▸ WORK INSTRUCTIONS
All lines of the material that contain "text" must be copied out.

▸ RECORDS PROVIDED
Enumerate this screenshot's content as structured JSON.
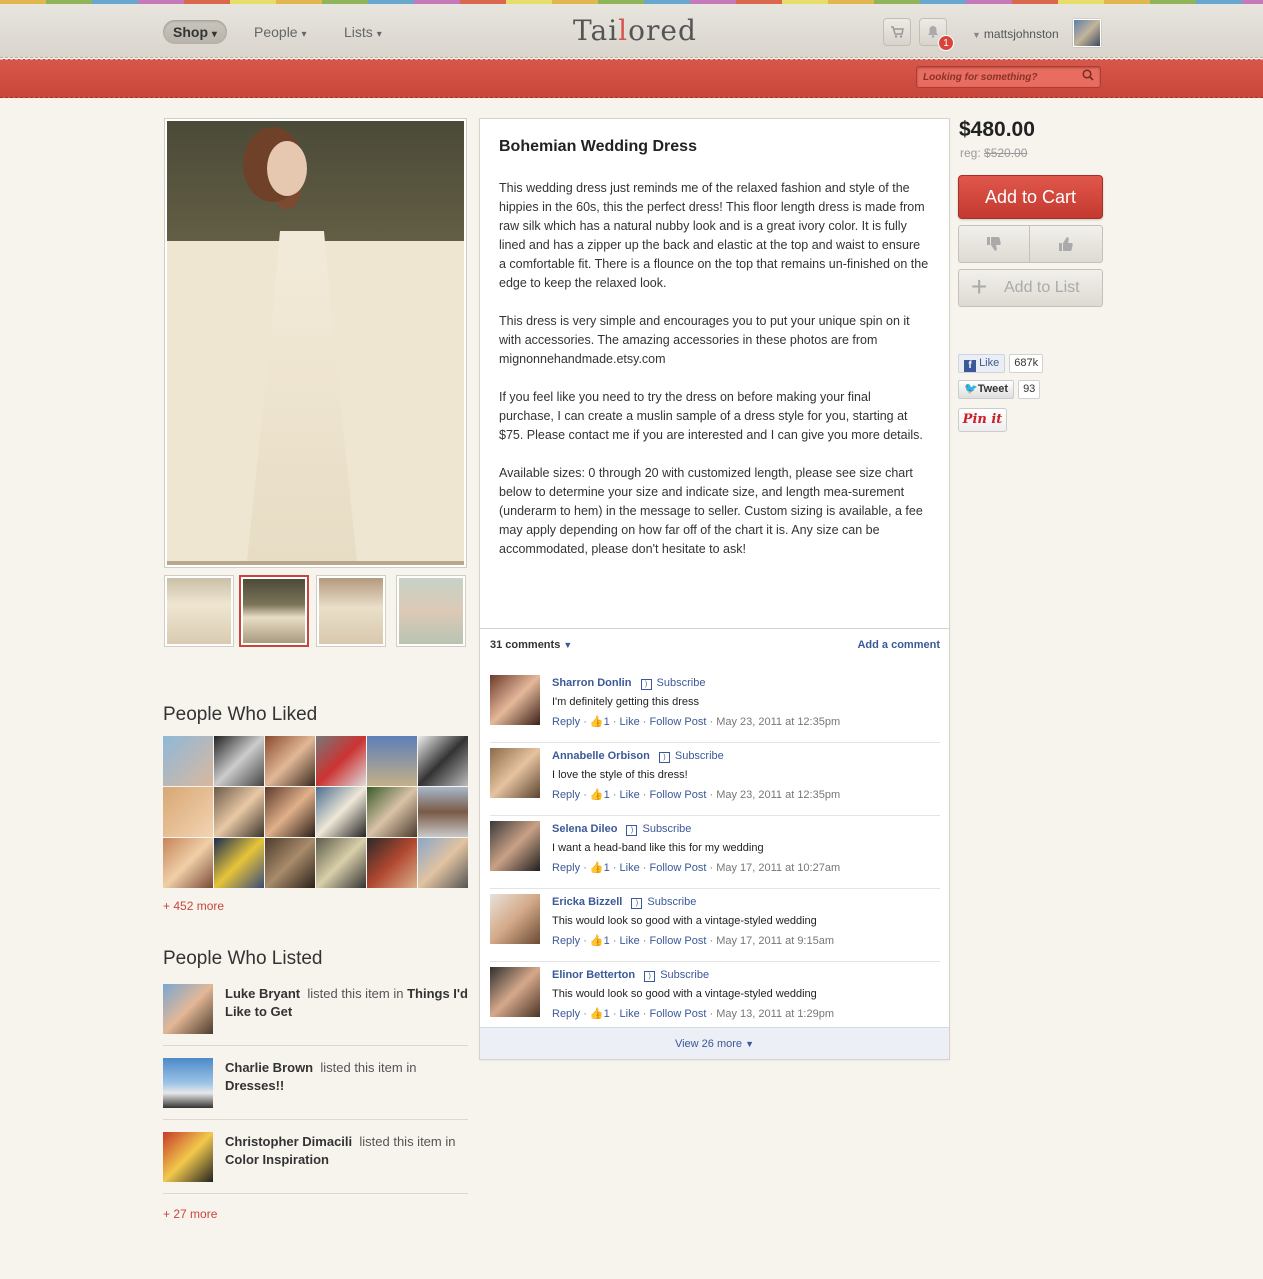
{
  "header": {
    "nav": [
      {
        "label": "Shop",
        "caret": "▾"
      },
      {
        "label": "People",
        "caret": "▾"
      },
      {
        "label": "Lists",
        "caret": "▾"
      }
    ],
    "logo": {
      "pre": "Tai",
      "accent": "l",
      "post": "ored"
    },
    "notification_count": "1",
    "username": "mattsjohnston",
    "icons": {
      "cart": "cart-icon",
      "notifications": "bell-icon"
    }
  },
  "search": {
    "placeholder": "Looking for something?"
  },
  "product": {
    "title": "Bohemian Wedding Dress",
    "description": [
      "This wedding dress just reminds me of the relaxed fashion and style of the hippies in the 60s, this the perfect dress! This floor length dress is made from raw silk which has a natural nubby look and is a great ivory color. It is fully lined and has a zipper up the back and elastic at the top and waist to ensure a comfortable fit. There is a flounce on the top that remains un-finished on the edge to keep the relaxed look.",
      "This dress is very simple and encourages you to put your unique spin on it with accessories. The amazing accessories in these photos are from mignonnehandmade.etsy.com",
      "If you feel like you need to try the dress on before making your final purchase, I can create a muslin sample of a dress style for you, starting at $75. Please contact me if you are interested and I can give you more details.",
      "Available sizes: 0 through 20 with customized length, please see size chart below to determine your size and indicate size, and length mea-surement (underarm to hem) in the message to seller. Custom sizing is available, a fee may apply depending on how far off of the chart it is. Any size can be accommodated, please don't hesitate to ask!"
    ],
    "price": "$480.00",
    "reg_label": "reg:",
    "reg_price": "$520.00",
    "add_to_cart": "Add to Cart",
    "add_to_list": "Add to List"
  },
  "social": {
    "like_label": "Like",
    "like_count": "687k",
    "tweet_label": "Tweet",
    "tweet_count": "93",
    "pin_label": "Pin it"
  },
  "people_liked": {
    "title": "People Who Liked",
    "more": "+ 452 more"
  },
  "people_listed": {
    "title": "People Who Listed",
    "verb": "listed this item in",
    "items": [
      {
        "name": "Luke Bryant",
        "list": "Things I'd Like to Get"
      },
      {
        "name": "Charlie Brown",
        "list": "Dresses!!"
      },
      {
        "name": "Christopher Dimacili",
        "list": "Color Inspiration"
      }
    ],
    "more": "+ 27 more"
  },
  "comments": {
    "count_label": "31 comments",
    "add_label": "Add a comment",
    "subscribe": "Subscribe",
    "reply": "Reply",
    "like_count": "1",
    "like": "Like",
    "follow": "Follow Post",
    "items": [
      {
        "name": "Sharron Donlin",
        "text": "I'm definitely getting this dress",
        "date": "May 23, 2011 at 12:35pm"
      },
      {
        "name": "Annabelle Orbison",
        "text": "I love the style of this dress!",
        "date": "May 23, 2011 at 12:35pm"
      },
      {
        "name": "Selena Dileo",
        "text": "I want a head-band like this for my wedding",
        "date": "May 17, 2011 at 10:27am"
      },
      {
        "name": "Ericka Bizzell",
        "text": "This would look so good with a vintage-styled wedding",
        "date": "May 17, 2011 at 9:15am"
      },
      {
        "name": "Elinor Betterton",
        "text": "This would look so good with a vintage-styled wedding",
        "date": "May 13, 2011 at 1:29pm"
      }
    ],
    "view_more": "View 26 more"
  }
}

▸ TASK RESULT
        "text": "I'm definitely getting this dress",
        "text": "I love the style of this dress!",
        "text": "I want a head-band like this for my wedding",
        "text": "This would look so good with a vintage-styled wedding",
        "text": "This would look so good with a vintage-styled wedding",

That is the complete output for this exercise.